February is Data Privacy Month

dataprivacymonthEducause.edu is the sponsor of Data Privacy Month, a month-long effort to support universities and colleges with raising awareness of data privacy issues.

The month started off with Data Privacy Day on January 28th. The day reminds us that we can all do our part to help ensure our community is respectful of privacy, safeguarding data and enabling trust.

View the free webinar recording of “The Power of Privacy and the Passion to Build Something Better,” that was held on January 20th by Michelle Dennedy, vice president and chief privacy officer at McAfee.

Google Safety Center

googleWhether for work, school or personal use, you may be using Google’s products in one form or another, including an Android device, Gmail, Chrome, Google Docs or other applications. Google is committed to keeping the web safe for everyone and understands that it is a shared responsibility. They have put together a website to help you learn what you can do to protect yourself and your family online.

Topics include securing your password, managing your Google account, checking settings, and more to help you to stay secure and private when online. They also show ways to keep the bad guys out of your stuff.

There is a wealth of information included in the Google Safety Center, so it’s well worth while checking out.

Data Privacy Day and Month

January 28th is Data Privacy Day, which celebrates the effort to protect the privacy of citizens. It also kicks off Data Privacy Month, sponsored by EDUCAUSE. To get involved and learn how you or your business area can take steps to safeguard privacy online, check out some of the free available resources.

Learn more about Data Privacy Day.

Is Verizon Wireless selling your usage data?

A recent change to the terms of service (TOS) that all Verizon Wireless customers are bound to gives the company the authority to aggregate and sell customer usage and location data.  The end-goal — other than additional revenue — is to help third-party advertisers deliver more targeted adverts.  As one Verizon Wireless executive put it, “data is the new oil.”  What’s still more concerning is that the service is opt-out (meaning if you haven’t explicitly asked Verizon Wireless not to do this, they’re doing it).

Verizon Wireless customers can opt-out of this new “feature” by signing-in to Verizon Wireless and selecting “Don’t Share My CPNI”, “Don’t use my information for aggregate reports” and “Don’t use my demo-graphic info for banners.”

It is currently unknown if Verizon Wireless is aggregating the usage data of MIT corporate contract (CRU) users. IS&T’s Mobile Devices Team is currently investigating whether or not the TOS change applies to CRU lines.

Read this story in the news.

Social Networking Sites and Security

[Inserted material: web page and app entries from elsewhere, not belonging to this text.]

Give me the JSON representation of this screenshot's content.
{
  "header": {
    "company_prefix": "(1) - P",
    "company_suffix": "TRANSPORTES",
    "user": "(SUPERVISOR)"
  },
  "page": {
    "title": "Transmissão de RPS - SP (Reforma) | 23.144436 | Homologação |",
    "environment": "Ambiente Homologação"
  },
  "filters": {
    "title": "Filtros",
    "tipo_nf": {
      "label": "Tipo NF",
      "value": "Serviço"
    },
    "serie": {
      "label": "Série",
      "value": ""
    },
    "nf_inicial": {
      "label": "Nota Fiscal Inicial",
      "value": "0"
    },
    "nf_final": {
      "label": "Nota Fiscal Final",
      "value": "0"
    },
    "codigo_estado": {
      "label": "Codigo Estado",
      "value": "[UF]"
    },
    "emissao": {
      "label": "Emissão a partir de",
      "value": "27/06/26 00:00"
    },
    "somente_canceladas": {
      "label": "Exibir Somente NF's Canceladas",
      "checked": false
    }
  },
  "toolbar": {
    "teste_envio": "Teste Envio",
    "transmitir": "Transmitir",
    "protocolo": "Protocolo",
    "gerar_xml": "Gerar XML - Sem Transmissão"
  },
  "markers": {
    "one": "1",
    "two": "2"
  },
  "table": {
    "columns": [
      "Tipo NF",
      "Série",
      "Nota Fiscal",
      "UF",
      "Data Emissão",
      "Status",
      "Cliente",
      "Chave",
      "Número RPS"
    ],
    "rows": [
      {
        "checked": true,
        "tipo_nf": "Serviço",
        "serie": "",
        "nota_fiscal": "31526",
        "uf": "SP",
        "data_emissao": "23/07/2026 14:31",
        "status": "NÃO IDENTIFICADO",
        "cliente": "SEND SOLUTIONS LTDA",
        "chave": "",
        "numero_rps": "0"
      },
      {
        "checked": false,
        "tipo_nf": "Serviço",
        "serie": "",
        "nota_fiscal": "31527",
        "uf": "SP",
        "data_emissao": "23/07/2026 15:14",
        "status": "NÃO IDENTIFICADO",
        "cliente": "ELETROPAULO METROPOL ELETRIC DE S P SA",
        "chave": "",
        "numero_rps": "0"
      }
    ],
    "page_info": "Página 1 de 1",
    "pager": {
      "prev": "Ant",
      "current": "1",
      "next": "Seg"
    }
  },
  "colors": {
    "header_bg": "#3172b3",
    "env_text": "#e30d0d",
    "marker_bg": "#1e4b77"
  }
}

Twitter Supports “Do Not Track”

Do Not Track (DNT) is a privacy preference that users can set in their web browsers. Twitter now supports DNT and provides clients with choices about the information Twitter collects. The company provides this article explaining DNT and how to enable it when visiting the Twitter site or other web sites.

Facebook Allegedly Tracks Web Usage

In similar news, Facebook was sued for $15 billion over alleged privacy infraction. Law firm Stewarts Law announced last week that it combined 21 privacy lawsuits against the social network into a single, class-action suit. They are charging the social network with violating user privacy by allegedly tracking their Web usage.

Malware Targeting Social Networks is Spreading

On the malware front, a cross-browser extension development framework, called Crossrider, is being used by attackers to build click-fraud worms. Click-fraud occurs when attackers provide links on social networking sites that use fake advertisement modules. When a user clicks or views these ads, the malware’s creators earn money through affiliate programs. Learn more in this article by ComputerWorld.

CISPA Passes House Vote

On Thursday, the US House of Representatives passed the Cyber Intelligence Sharing and Protection Act (CISPA), the replacement bill for SOPA and PIPA. The White House has promised to veto the bill, and privacy rights organizations are speaking out against it. One of the legislators opposed to CISPA say that it “would waive every single privacy law ever enacted in the name of cybersecurity.” The bill’s proponents maintain that recently introduced amendments would establish “significant safeguards to protect personal and private information.”

The Electronic Frontier Foundation (EFF), which opposes CISPA, says the amendments do not go far enough. The White House says that CISPA “fails to provide authorities to ensure that the nation’s core infrastructure is protected while repealing important” privacy protections.

CISPA now moves to the Senate.

Read the full story in the news.

OUCH! Newsletter, March 2012: Email Dos and Don’ts

The month’s issue of OUCH! from SANS.org explains the Dos and Don’ts of using email. Specifically, how people can be their own worst enemy when it comes to copying the wrong recipient with auto-complete, sending an email when emotionally charged or not understanding the privacy limitations of email.  The newsletter provides in simple terms how some of email’s most common features work and how to avoid shooting yourself in the foot.

Read or download the newsletter in PDF format here.